As always, this leaves me completely puzzled and angry because I really don’t understand how this is a relevant piece of information. Or rather, a relevant way to frame it.
Do we make giant surveys with results such as “OMG! Human beings spend more time sleeping, breathing and eating than reading newspapers! This is an alarming signal for the industry!” or “Breaking news: People spend a significant amount of time socializing in pubs and bars whereas they barely watch the news on TV!”.
I’d be deadly interested in knowing how many hours (or minutes?) people spend reading online news. And I would be more than happy to compare that with the amount of time people spend on offline media, or whatever other activities, and those types of information are probably somewhere in the original Nielsen report (which includes very interesting data about mobile use, for example). There are tons of interesting ways to look at this issue.
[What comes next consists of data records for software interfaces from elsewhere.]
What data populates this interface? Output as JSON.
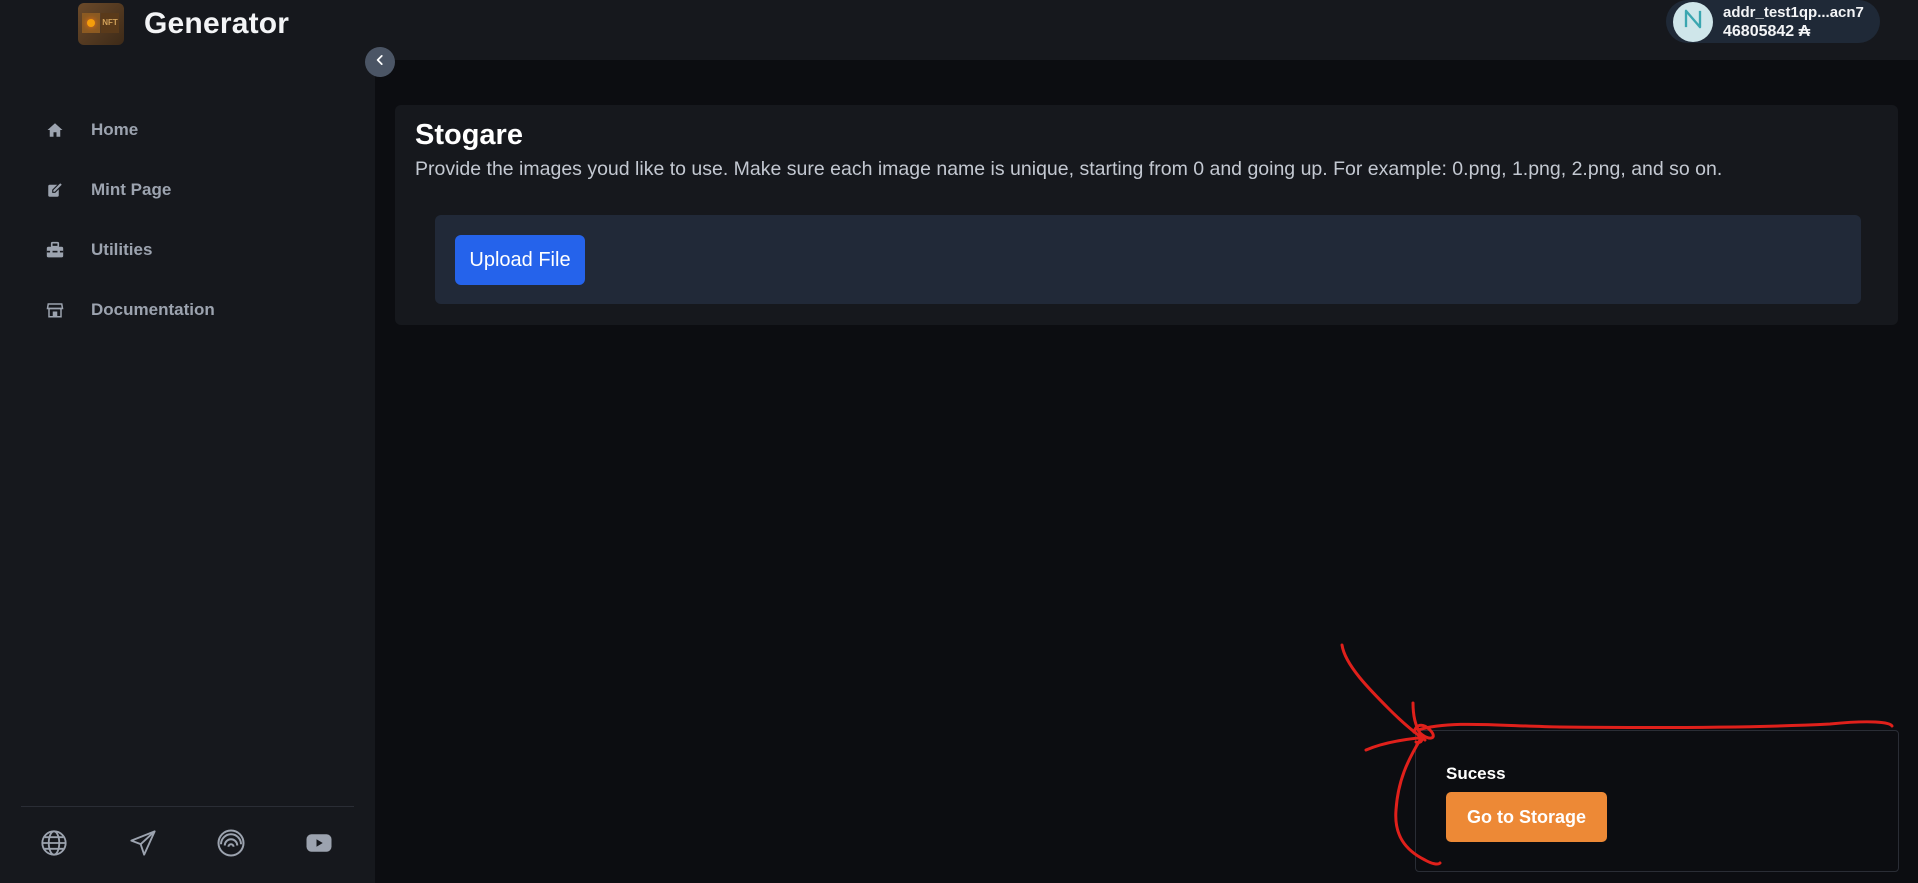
{
  "app": {
    "title": "Generator"
  },
  "sidebar": {
    "items": [
      {
        "label": "Home",
        "icon": "home-icon"
      },
      {
        "label": "Mint Page",
        "icon": "edit-icon"
      },
      {
        "label": "Utilities",
        "icon": "toolbox-icon"
      },
      {
        "label": "Documentation",
        "icon": "store-icon"
      }
    ],
    "social": [
      "globe-icon",
      "send-icon",
      "rainbow-icon",
      "youtube-icon"
    ]
  },
  "wallet": {
    "address": "addr_test1qp...acn7",
    "balance": "46805842 ₳"
  },
  "main": {
    "title": "Stogare",
    "description": "Provide the images youd like to use. Make sure each image name is unique, starting from 0 and going up. For example: 0.png, 1.png, 2.png, and so on.",
    "upload_label": "Upload File"
  },
  "toast": {
    "title": "Sucess",
    "button_label": "Go to Storage"
  },
  "colors": {
    "background": "#0c0d11",
    "sidebar": "#16181d",
    "primary_button": "#2563eb",
    "toast_button": "#ed8936",
    "annotation": "#e0201b"
  }
}
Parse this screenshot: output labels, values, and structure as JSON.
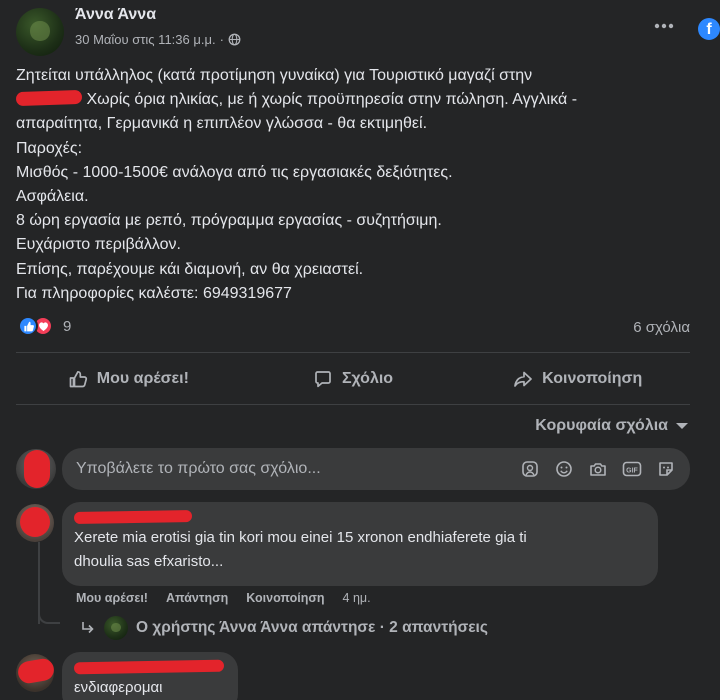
{
  "post": {
    "author": "Άννα Άννα",
    "timestamp": "30 Μαΐου στις 11:36 μ.μ.",
    "separator": "·",
    "privacy_icon": "globe-icon",
    "body": {
      "line1": "Ζητείται υπάλληλος (κατά προτίμηση γυναίκα) για Τουριστικό μαγαζί στην",
      "line2_after_redaction": " Χωρίς όρια ηλικίας, με ή χωρίς προϋπηρεσία στην πώληση. Αγγλικά -",
      "line3": "απαραίτητα, Γερμανικά η επιπλέον γλώσσα - θα εκτιμηθεί.",
      "line4": "Παροχές:",
      "line5": "Μισθός - 1000-1500€ ανάλογα από τις εργασιακές δεξιότητες.",
      "line6": "Ασφάλεια.",
      "line7": "8 ώρη εργασία με ρεπό, πρόγραμμα εργασίας - συζητήσιμη.",
      "line8": "Ευχάριστο περιβάλλον.",
      "line9": "Επίσης, παρέχουμε κάι διαμονή, αν θα χρειαστεί.",
      "line10": "Για πληροφορίες καλέστε: 6949319677"
    },
    "reaction_count": "9",
    "comment_count": "6 σχόλια"
  },
  "actions": {
    "like": "Μου αρέσει!",
    "comment": "Σχόλιο",
    "share": "Κοινοποίηση"
  },
  "sort_label": "Κορυφαία σχόλια",
  "composer": {
    "placeholder": "Υποβάλετε το πρώτο σας σχόλιο..."
  },
  "comments": [
    {
      "text_line1": "Xerete mia erotisi gia tin kori mou einei 15 xronon endhiaferete gia ti",
      "text_line2": "dhoulia sas efxaristo...",
      "like": "Μου αρέσει!",
      "reply": "Απάντηση",
      "share": "Κοινοποίηση",
      "time": "4 ημ.",
      "replies_text": "Ο χρήστης Άννα Άννα απάντησε · 2 απαντήσεις"
    },
    {
      "text": "ενδιαφερομαι"
    }
  ],
  "colors": {
    "background": "#242526",
    "bubble": "#3a3b3c",
    "primary_text": "#e4e6eb",
    "secondary_text": "#b0b3b8",
    "like_blue": "#2d88ff",
    "love_red": "#f33e58",
    "redaction": "#e3242b"
  }
}
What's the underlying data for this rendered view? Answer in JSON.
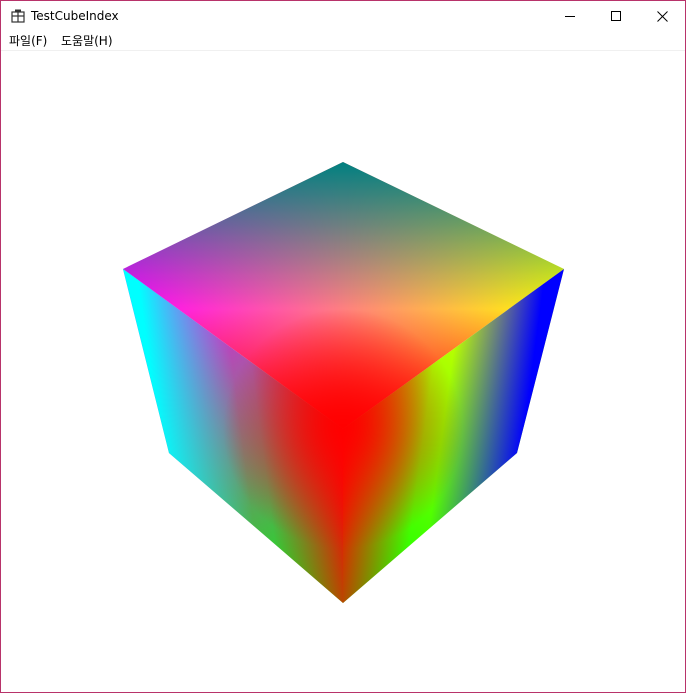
{
  "window": {
    "title": "TestCubeIndex",
    "icon": "app-window-icon",
    "border_color": "#b8336a"
  },
  "caption_buttons": {
    "minimize": "minimize-icon",
    "maximize": "maximize-icon",
    "close": "close-icon"
  },
  "menu": {
    "items": [
      {
        "label": "파일(F)"
      },
      {
        "label": "도움말(H)"
      }
    ]
  },
  "scene": {
    "object": "rgb-color-cube",
    "vertex_colors": {
      "top": "#008080",
      "upper_left": "#ff00ff",
      "upper_right": "#ffff00",
      "center": "#ff0000",
      "lower_left": "#00ffff",
      "lower_right": "#0000ff",
      "bottom": "#00ff00"
    },
    "background": "#ffffff"
  }
}
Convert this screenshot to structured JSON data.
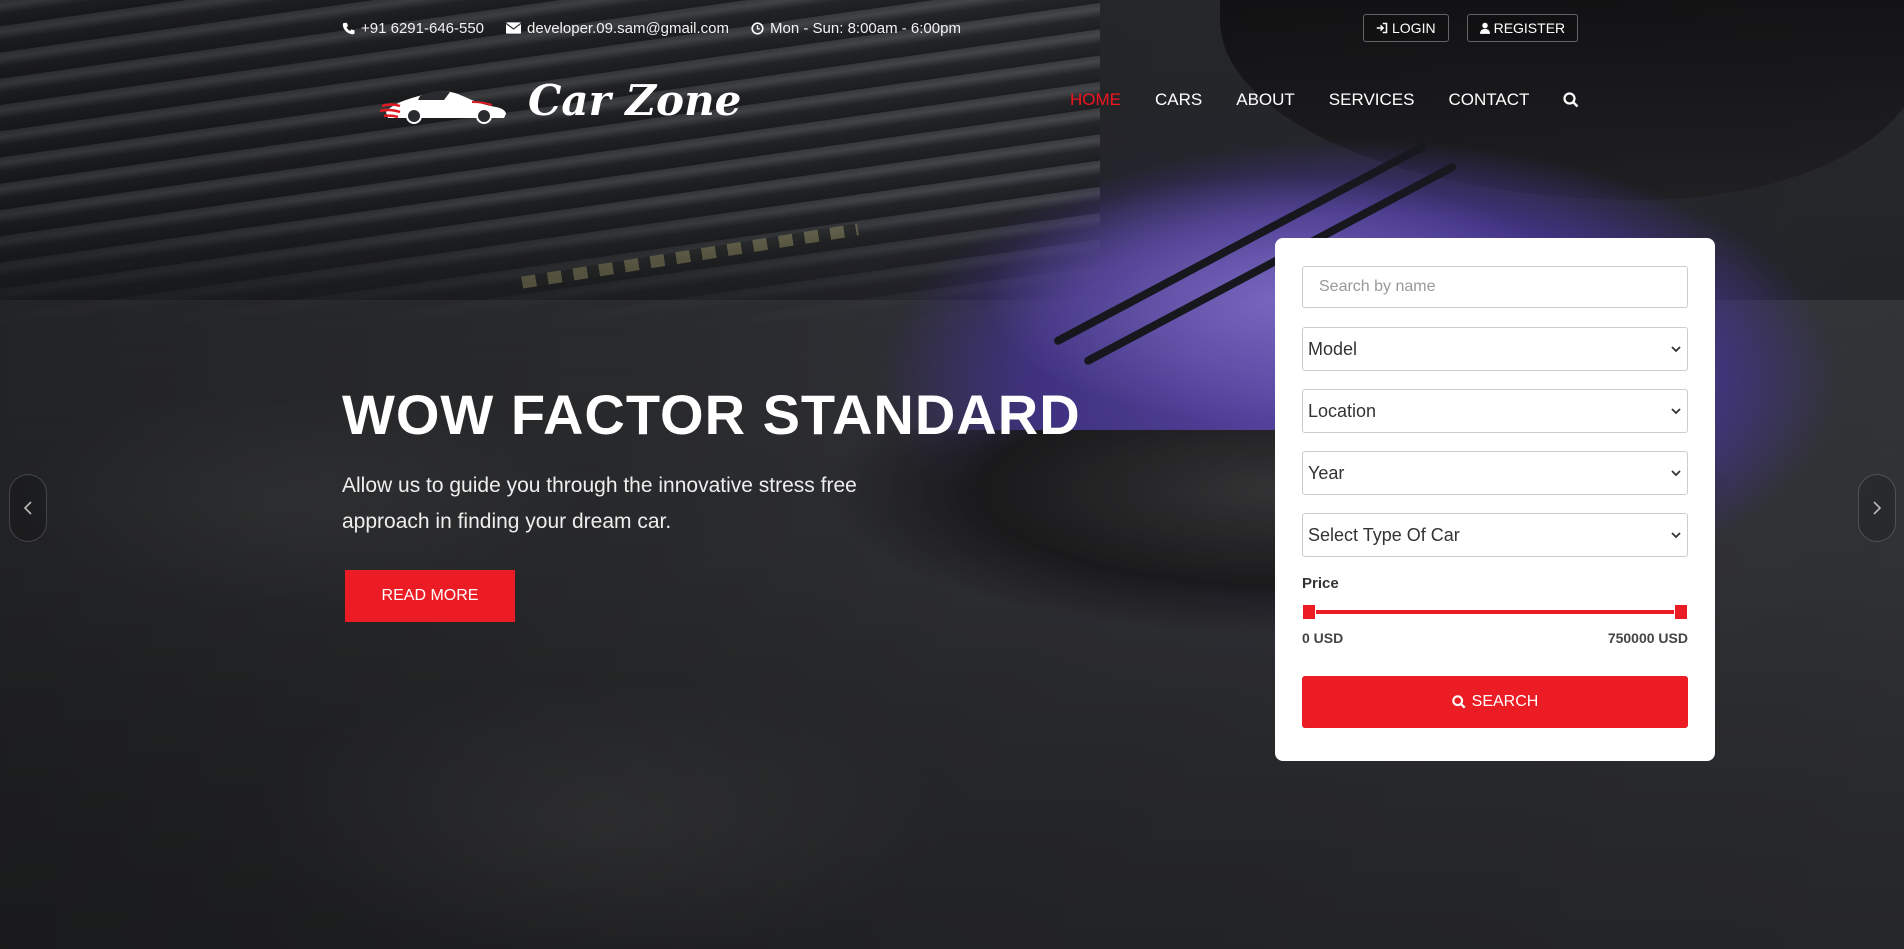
{
  "topbar": {
    "phone": "+91 6291-646-550",
    "email": "developer.09.sam@gmail.com",
    "hours": "Mon - Sun: 8:00am - 6:00pm"
  },
  "auth": {
    "login": "LOGIN",
    "register": "REGISTER"
  },
  "brand": {
    "name": "Car Zone"
  },
  "nav": {
    "items": [
      "HOME",
      "CARS",
      "ABOUT",
      "SERVICES",
      "CONTACT"
    ],
    "active": "HOME"
  },
  "hero": {
    "title": "WOW FACTOR STANDARD",
    "subtitle": "Allow us to guide you through the innovative stress free approach in finding your dream car.",
    "button": "READ MORE"
  },
  "search_panel": {
    "search_placeholder": "Search by name",
    "model": "Model",
    "location": "Location",
    "year": "Year",
    "car_type": "Select Type Of Car",
    "price_label": "Price",
    "price_min": "0 USD",
    "price_max": "750000 USD",
    "price_min_fraction": 0,
    "price_max_fraction": 1,
    "search_button": "SEARCH"
  },
  "colors": {
    "accent": "#ec1c24",
    "panel": "#ffffff"
  },
  "icons": [
    "phone-icon",
    "envelope-icon",
    "clock-icon",
    "sign-in-icon",
    "user-icon",
    "search-icon",
    "chevron-left-icon",
    "chevron-right-icon",
    "chevron-down-icon"
  ]
}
But, please, “22.5 percent of their Internet time” does not mean anything. What exactly is that internet time? Whose time? etc.
And really, stop considering the internet as some kind of parallel universe where people go, do some compartmented stuff, and then leave. It’s not like that at all.